++++ ENTRIES SUPPLIED

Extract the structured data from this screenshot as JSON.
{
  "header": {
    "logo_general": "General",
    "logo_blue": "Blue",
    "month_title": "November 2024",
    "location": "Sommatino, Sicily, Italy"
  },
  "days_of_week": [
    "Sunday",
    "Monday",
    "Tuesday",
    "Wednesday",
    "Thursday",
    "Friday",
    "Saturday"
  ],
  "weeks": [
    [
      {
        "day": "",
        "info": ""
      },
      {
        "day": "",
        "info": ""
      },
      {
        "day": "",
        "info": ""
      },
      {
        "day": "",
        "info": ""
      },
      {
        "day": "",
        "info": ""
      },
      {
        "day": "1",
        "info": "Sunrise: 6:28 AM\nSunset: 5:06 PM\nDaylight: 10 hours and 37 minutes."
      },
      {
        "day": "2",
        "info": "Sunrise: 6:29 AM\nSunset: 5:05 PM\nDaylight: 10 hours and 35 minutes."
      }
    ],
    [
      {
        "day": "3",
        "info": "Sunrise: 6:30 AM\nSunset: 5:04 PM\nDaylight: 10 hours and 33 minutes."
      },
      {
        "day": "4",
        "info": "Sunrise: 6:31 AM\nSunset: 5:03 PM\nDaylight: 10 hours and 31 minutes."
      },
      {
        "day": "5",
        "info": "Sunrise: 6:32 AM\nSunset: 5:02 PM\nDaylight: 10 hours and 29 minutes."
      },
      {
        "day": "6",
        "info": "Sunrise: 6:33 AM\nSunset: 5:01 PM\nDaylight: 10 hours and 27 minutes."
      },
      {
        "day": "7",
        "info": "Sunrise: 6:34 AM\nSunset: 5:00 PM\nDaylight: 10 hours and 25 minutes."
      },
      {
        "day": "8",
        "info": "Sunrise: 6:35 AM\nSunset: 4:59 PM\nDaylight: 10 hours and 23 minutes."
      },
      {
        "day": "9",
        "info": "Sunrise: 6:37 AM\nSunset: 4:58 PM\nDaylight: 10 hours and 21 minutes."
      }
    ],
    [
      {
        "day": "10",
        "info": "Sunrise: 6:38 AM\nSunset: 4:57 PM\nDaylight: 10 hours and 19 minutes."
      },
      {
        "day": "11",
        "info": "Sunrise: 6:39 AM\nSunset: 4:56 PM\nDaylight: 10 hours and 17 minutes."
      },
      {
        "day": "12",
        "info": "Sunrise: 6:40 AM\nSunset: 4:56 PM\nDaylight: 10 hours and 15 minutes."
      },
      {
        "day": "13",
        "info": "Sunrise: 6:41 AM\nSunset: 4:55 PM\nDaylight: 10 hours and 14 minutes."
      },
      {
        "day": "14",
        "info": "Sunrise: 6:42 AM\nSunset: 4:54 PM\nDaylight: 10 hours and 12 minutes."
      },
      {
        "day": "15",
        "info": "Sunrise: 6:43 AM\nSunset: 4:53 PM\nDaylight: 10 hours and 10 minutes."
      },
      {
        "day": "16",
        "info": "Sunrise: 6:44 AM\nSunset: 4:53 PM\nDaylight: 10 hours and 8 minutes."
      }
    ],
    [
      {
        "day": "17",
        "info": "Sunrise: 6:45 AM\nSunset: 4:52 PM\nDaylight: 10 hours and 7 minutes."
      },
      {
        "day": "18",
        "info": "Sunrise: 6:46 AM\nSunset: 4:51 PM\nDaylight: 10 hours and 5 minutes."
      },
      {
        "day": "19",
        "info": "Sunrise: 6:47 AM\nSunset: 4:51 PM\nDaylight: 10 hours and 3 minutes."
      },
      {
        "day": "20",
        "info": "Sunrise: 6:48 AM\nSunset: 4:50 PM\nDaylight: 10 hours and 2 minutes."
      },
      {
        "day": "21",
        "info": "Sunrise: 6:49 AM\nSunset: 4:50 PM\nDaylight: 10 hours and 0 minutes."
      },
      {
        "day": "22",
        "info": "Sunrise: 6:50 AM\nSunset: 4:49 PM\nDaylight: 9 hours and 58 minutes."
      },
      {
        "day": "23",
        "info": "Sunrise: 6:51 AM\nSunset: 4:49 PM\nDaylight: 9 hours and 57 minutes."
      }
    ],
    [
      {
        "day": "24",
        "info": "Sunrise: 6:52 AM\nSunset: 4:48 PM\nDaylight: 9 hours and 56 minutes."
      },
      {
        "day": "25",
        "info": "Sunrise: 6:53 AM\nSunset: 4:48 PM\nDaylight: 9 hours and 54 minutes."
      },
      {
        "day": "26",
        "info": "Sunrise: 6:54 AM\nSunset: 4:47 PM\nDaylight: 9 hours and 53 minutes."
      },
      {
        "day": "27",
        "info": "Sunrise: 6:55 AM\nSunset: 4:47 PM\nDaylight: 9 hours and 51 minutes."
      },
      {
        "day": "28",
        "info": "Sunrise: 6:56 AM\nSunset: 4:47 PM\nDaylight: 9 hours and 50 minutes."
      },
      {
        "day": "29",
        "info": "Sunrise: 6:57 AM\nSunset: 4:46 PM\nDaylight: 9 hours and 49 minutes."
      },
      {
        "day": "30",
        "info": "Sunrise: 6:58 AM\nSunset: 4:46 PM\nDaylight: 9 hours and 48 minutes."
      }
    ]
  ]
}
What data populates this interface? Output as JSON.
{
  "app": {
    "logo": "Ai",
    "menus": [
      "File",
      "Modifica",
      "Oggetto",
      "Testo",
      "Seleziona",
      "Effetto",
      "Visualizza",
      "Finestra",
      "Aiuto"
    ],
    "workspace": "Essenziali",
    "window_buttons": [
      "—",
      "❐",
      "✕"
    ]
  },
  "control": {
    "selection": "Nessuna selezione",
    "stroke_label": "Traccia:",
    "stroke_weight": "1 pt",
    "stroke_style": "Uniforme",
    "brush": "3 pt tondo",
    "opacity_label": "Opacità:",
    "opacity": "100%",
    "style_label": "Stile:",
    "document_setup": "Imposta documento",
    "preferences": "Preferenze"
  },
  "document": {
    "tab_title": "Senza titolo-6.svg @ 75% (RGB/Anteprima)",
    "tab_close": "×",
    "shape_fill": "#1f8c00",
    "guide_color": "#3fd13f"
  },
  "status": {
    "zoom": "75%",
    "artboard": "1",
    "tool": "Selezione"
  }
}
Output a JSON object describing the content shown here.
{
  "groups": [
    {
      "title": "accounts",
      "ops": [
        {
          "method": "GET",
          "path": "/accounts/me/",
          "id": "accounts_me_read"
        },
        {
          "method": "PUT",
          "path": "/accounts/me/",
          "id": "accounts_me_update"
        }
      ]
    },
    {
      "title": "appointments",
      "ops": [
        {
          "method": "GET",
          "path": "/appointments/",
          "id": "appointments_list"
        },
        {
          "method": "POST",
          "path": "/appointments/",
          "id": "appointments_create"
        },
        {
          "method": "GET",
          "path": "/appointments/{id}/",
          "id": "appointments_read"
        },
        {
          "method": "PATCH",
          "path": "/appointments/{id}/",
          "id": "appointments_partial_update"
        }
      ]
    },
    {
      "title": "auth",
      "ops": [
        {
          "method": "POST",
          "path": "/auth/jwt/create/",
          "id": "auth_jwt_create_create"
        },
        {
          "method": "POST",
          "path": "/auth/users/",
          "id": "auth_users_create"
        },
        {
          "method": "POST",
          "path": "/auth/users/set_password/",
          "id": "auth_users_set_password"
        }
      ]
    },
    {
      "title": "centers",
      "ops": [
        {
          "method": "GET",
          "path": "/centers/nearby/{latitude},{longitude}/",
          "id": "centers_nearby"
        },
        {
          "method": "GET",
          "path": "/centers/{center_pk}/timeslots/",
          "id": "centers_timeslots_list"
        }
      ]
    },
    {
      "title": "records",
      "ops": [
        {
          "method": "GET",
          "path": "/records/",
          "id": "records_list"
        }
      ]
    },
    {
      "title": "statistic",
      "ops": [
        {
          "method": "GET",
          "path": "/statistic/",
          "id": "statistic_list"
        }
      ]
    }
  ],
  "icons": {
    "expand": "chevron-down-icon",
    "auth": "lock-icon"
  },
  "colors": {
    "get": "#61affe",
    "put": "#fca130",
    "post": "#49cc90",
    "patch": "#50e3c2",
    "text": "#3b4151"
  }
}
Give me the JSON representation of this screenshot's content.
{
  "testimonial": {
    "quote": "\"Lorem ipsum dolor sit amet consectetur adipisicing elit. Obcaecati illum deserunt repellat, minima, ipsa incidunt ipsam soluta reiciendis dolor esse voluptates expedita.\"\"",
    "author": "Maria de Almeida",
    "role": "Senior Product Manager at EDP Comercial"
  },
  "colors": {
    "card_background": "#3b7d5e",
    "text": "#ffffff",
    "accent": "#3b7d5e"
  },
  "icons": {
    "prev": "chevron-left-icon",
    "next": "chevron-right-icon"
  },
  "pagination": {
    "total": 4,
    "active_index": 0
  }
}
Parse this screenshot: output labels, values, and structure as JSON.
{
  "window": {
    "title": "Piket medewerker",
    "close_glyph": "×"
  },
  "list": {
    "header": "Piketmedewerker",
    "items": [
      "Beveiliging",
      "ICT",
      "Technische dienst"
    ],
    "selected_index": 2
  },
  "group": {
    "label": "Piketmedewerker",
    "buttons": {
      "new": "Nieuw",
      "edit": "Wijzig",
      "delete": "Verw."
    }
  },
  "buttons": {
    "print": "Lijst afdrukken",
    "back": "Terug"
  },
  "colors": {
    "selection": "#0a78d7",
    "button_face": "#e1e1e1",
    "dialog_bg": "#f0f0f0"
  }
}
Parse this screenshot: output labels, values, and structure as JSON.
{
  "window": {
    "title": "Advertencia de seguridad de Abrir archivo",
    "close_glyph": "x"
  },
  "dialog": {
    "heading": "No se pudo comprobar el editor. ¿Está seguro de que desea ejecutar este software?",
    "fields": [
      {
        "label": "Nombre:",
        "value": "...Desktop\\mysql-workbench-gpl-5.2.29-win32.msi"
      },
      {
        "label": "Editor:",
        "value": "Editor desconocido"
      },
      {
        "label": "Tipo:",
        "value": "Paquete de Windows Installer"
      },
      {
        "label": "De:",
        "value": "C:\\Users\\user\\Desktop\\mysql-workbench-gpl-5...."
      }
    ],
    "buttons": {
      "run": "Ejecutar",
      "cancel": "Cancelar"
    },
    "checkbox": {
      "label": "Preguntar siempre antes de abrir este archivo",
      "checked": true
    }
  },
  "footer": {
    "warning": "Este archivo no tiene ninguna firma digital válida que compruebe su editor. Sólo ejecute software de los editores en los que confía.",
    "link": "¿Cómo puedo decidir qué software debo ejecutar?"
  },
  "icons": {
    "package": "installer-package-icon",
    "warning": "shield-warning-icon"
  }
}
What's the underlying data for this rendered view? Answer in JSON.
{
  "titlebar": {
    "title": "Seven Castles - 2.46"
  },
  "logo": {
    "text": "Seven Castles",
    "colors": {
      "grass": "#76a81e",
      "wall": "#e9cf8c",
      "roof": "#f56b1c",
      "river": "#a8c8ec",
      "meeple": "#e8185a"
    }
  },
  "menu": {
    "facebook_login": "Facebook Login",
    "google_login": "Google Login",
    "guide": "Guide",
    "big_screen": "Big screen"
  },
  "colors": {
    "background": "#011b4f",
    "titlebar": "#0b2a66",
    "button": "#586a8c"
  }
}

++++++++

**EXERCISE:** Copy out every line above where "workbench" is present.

**RESPONSE:**
        "value": "...Desktop\\mysql-workbench-gpl-5.2.29-win32.msi"
        "value": "C:\\Users\\user\\Desktop\\mysql-workbench-gpl-5...."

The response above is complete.